Exercise brief:
Every line below that holds the word "Create" counts once; please tally them and give only the total.

*** Dataset records ***

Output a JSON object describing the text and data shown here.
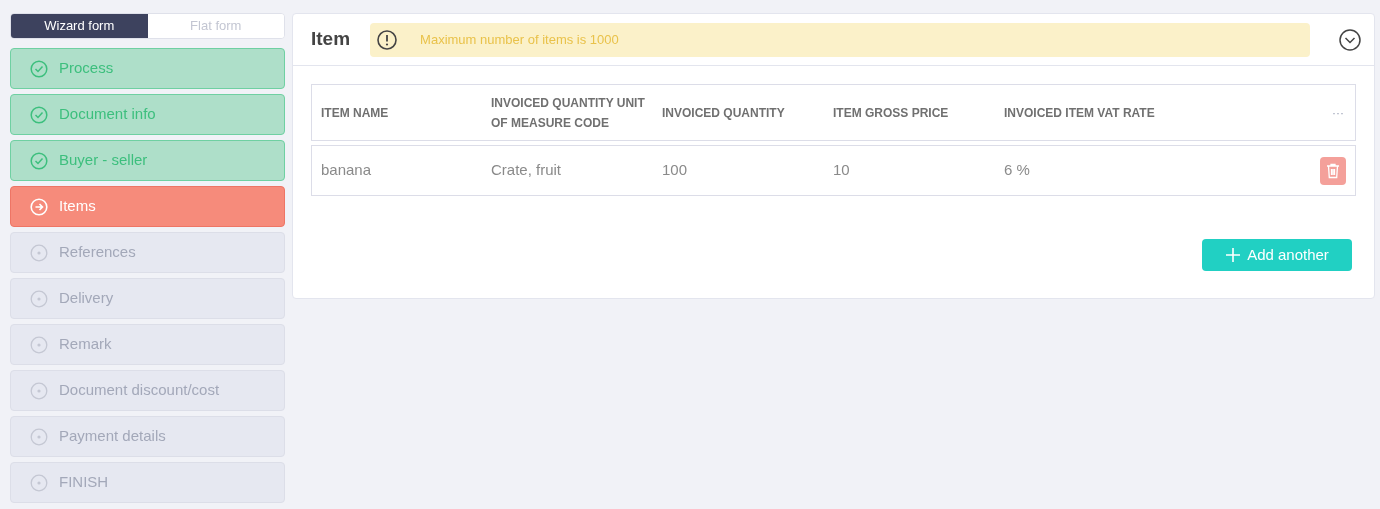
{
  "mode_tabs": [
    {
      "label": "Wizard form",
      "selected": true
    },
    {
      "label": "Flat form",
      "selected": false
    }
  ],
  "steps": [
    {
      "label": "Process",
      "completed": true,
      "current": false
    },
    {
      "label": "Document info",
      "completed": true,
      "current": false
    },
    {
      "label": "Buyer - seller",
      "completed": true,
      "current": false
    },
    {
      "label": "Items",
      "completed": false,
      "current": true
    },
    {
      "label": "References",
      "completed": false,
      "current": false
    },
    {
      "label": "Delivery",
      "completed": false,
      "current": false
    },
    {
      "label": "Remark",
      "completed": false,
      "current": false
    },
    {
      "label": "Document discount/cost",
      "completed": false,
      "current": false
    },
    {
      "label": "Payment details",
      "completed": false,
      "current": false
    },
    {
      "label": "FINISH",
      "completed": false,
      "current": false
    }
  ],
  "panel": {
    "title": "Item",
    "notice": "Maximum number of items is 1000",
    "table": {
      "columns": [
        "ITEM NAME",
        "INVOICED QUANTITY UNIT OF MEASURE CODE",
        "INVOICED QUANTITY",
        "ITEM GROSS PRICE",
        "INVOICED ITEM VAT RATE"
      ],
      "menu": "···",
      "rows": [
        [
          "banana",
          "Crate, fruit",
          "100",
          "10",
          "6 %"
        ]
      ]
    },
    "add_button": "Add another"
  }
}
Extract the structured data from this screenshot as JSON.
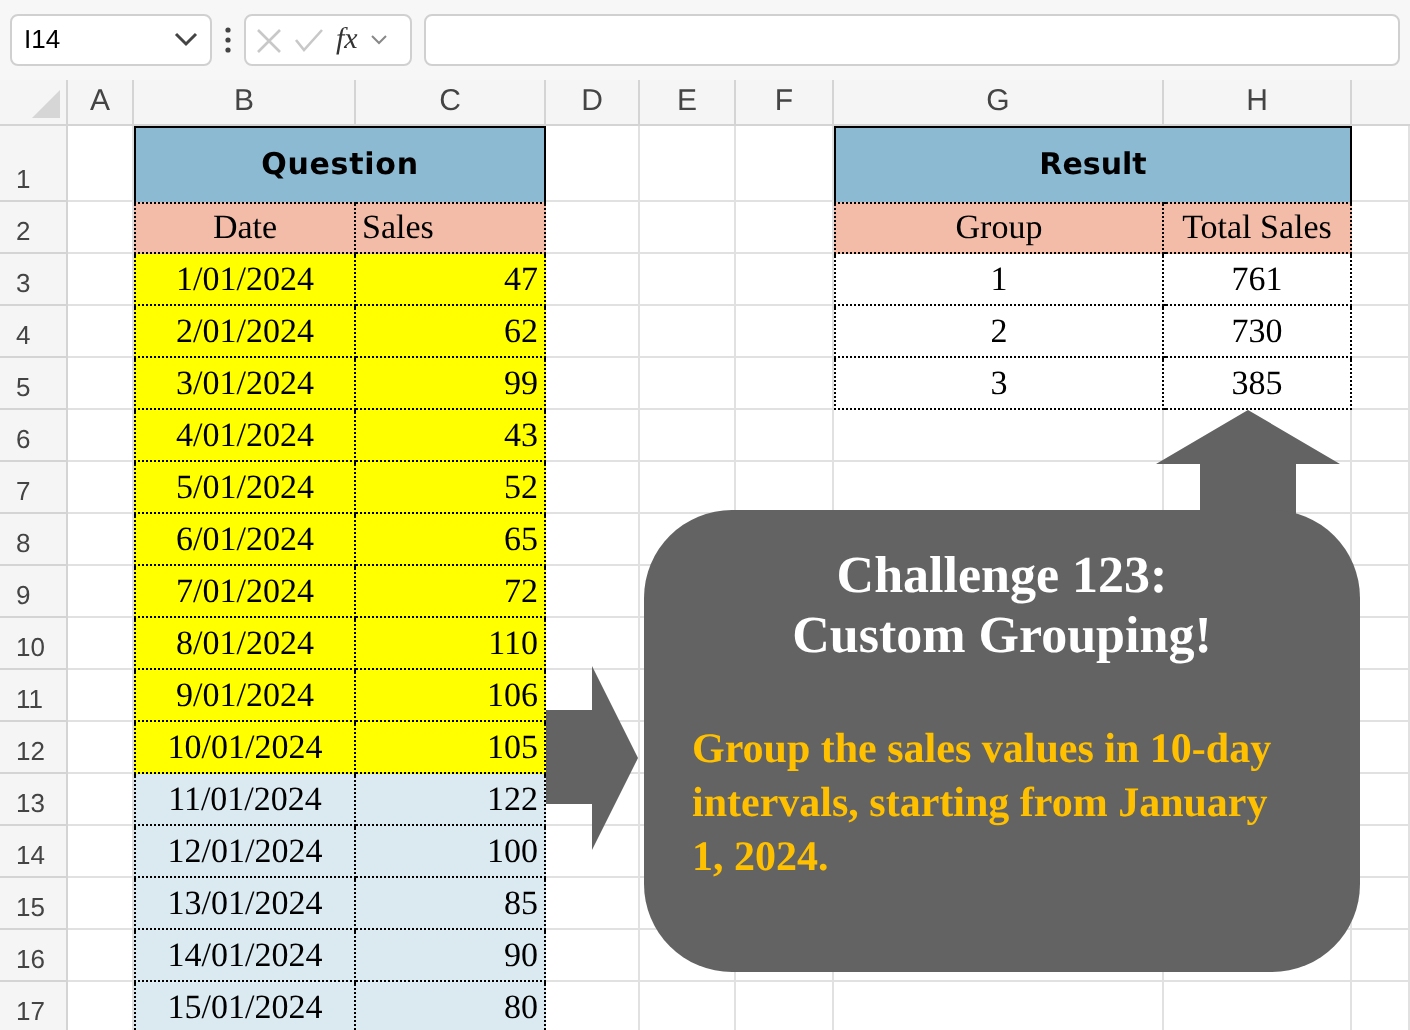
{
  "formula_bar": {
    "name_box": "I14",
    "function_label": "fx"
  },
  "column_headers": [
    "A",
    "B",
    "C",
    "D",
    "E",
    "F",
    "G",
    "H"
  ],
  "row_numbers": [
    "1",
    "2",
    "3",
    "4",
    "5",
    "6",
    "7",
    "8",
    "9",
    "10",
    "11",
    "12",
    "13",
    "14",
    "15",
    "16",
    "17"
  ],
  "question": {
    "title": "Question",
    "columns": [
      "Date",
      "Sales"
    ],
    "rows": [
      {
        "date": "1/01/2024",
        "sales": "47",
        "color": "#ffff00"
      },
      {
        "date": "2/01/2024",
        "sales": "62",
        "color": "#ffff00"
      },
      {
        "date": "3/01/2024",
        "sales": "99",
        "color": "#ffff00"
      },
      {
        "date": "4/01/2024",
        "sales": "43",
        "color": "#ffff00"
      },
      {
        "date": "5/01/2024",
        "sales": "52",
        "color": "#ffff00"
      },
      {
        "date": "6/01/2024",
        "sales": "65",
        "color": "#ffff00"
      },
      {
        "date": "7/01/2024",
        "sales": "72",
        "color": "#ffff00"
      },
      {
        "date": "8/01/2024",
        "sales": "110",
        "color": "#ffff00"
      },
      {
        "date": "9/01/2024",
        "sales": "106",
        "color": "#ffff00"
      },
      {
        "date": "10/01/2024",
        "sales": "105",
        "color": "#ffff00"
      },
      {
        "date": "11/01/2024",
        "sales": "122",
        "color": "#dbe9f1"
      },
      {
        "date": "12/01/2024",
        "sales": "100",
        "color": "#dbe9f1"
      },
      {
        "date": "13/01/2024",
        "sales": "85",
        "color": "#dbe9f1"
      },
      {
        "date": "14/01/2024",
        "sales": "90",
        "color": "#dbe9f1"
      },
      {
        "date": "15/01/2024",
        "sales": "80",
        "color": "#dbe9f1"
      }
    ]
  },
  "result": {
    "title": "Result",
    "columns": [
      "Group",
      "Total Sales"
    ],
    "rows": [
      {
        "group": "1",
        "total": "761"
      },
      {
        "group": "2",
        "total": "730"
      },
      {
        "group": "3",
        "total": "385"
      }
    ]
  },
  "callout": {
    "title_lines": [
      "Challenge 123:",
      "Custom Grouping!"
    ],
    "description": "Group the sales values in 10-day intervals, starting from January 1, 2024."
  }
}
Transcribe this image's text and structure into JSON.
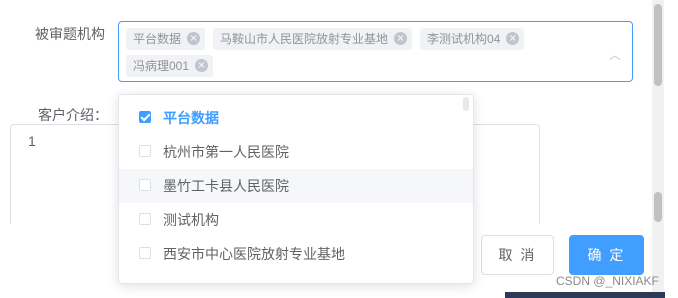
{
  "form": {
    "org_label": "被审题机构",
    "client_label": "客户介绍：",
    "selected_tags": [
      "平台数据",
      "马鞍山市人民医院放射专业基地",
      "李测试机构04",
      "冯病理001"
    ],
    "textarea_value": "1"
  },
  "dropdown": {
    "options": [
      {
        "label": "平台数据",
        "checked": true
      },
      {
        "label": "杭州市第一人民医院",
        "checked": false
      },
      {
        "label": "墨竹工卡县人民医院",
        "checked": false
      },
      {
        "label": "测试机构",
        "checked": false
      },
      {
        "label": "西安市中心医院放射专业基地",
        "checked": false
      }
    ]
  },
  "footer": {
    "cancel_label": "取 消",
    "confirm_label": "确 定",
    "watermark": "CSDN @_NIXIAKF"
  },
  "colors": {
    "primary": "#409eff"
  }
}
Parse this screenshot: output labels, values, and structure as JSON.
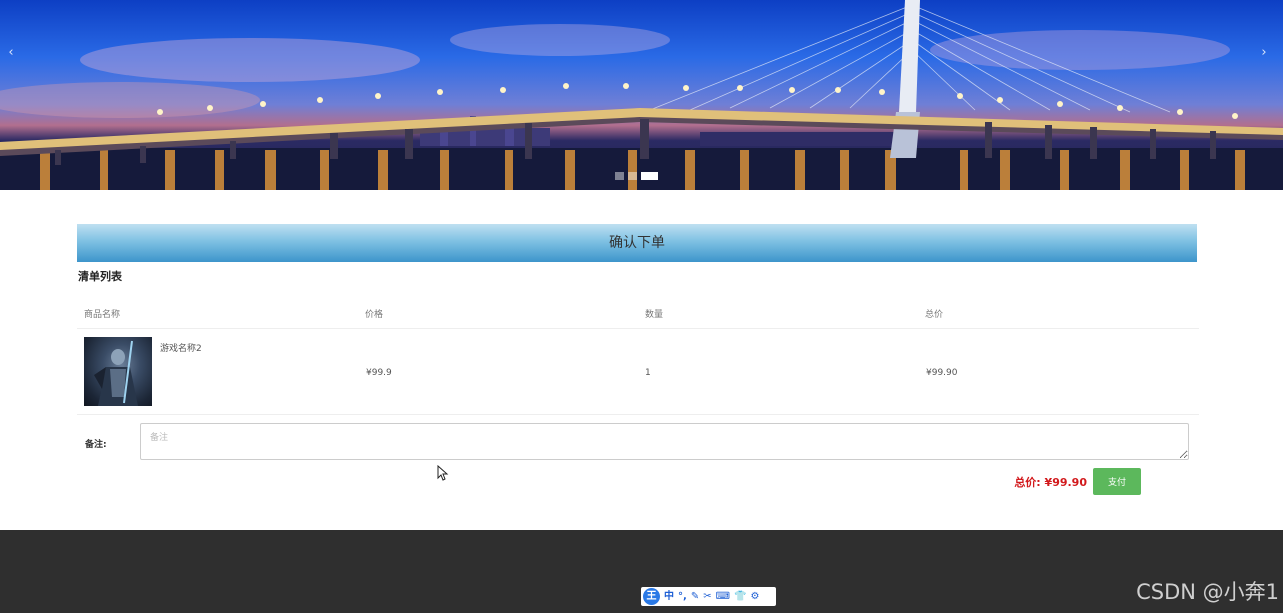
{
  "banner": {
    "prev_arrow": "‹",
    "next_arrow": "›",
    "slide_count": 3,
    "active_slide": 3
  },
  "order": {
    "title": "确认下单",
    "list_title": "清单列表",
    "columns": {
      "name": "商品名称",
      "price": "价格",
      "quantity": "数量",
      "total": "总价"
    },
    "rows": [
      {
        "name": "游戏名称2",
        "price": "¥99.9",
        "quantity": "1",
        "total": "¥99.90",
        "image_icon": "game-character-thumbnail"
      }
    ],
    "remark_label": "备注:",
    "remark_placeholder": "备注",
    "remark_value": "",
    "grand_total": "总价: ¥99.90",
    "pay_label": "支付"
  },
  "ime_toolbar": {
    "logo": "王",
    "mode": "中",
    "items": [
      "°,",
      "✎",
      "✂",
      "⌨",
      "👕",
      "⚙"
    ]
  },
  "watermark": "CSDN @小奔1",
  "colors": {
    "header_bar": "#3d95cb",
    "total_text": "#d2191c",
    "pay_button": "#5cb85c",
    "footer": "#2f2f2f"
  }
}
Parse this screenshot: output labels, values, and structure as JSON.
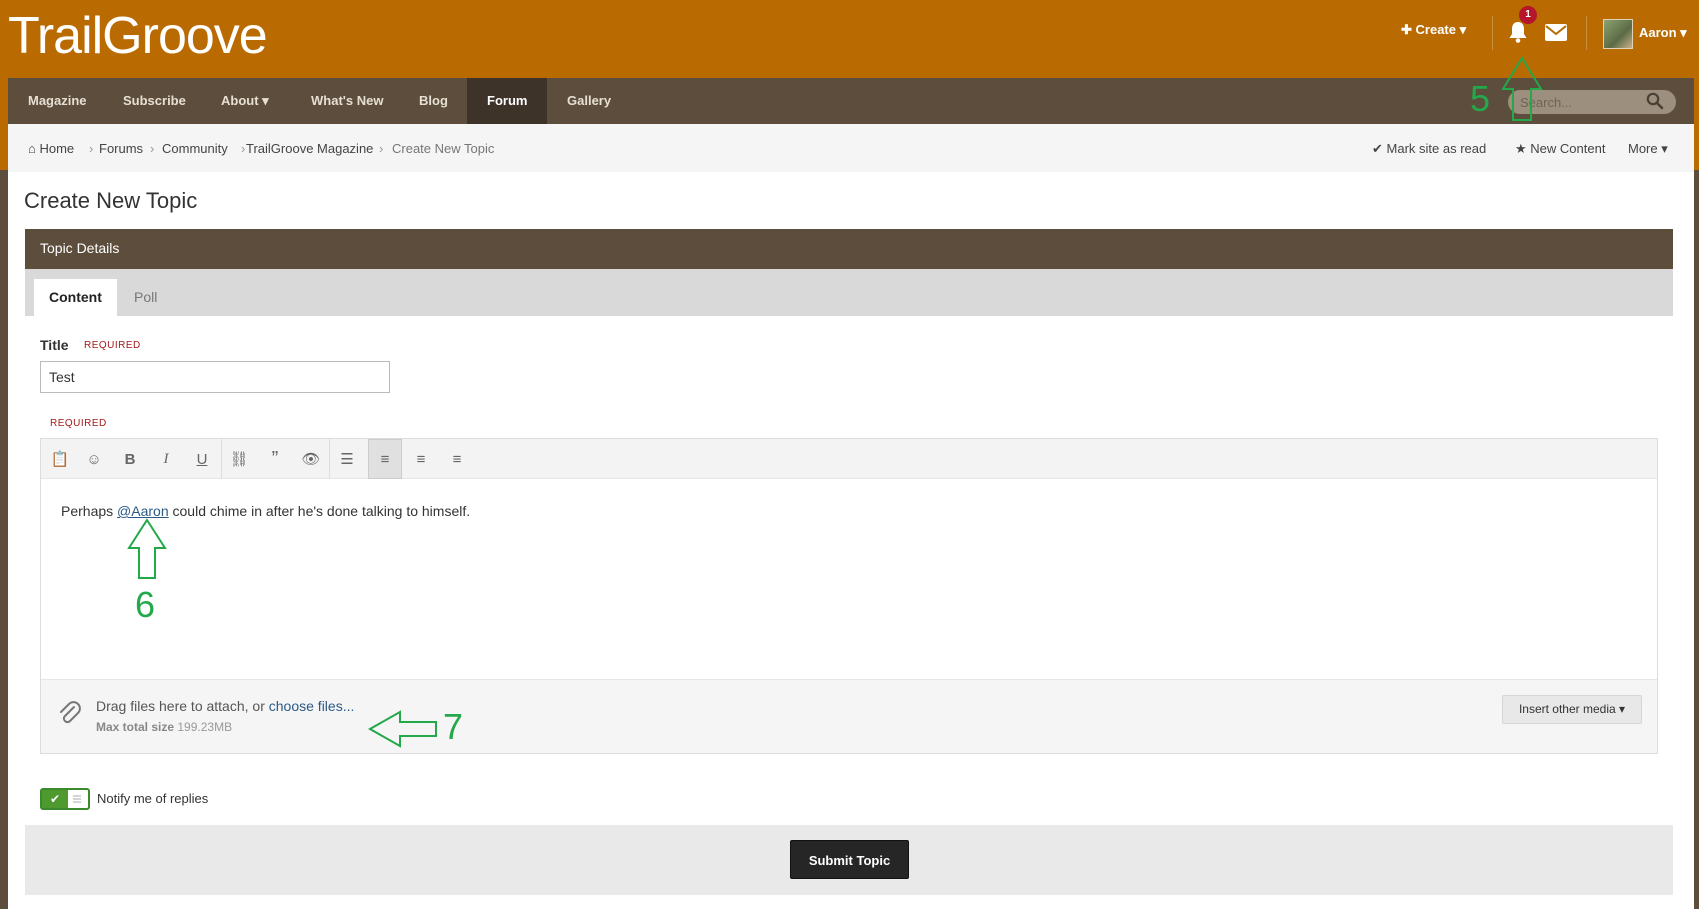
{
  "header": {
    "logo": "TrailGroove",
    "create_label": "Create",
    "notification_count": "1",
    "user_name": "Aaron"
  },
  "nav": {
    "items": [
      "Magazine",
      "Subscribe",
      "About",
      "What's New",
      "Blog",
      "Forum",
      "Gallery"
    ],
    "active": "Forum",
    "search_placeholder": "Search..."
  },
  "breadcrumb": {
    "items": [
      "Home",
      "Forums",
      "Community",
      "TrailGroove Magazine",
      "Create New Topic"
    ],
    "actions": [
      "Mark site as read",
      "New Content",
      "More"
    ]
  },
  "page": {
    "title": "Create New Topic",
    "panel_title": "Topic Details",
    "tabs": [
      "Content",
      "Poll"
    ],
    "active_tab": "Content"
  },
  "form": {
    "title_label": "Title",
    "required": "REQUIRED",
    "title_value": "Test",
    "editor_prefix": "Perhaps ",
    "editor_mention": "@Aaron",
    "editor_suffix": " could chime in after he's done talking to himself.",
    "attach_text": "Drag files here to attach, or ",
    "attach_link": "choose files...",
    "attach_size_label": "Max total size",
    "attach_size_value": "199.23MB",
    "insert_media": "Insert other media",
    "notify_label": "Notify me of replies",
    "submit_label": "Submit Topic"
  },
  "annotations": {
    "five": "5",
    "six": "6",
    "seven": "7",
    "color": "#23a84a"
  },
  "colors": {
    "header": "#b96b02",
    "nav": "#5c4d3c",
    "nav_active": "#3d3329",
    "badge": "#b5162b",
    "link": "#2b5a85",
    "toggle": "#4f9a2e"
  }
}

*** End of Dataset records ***

Output of the exercise:
3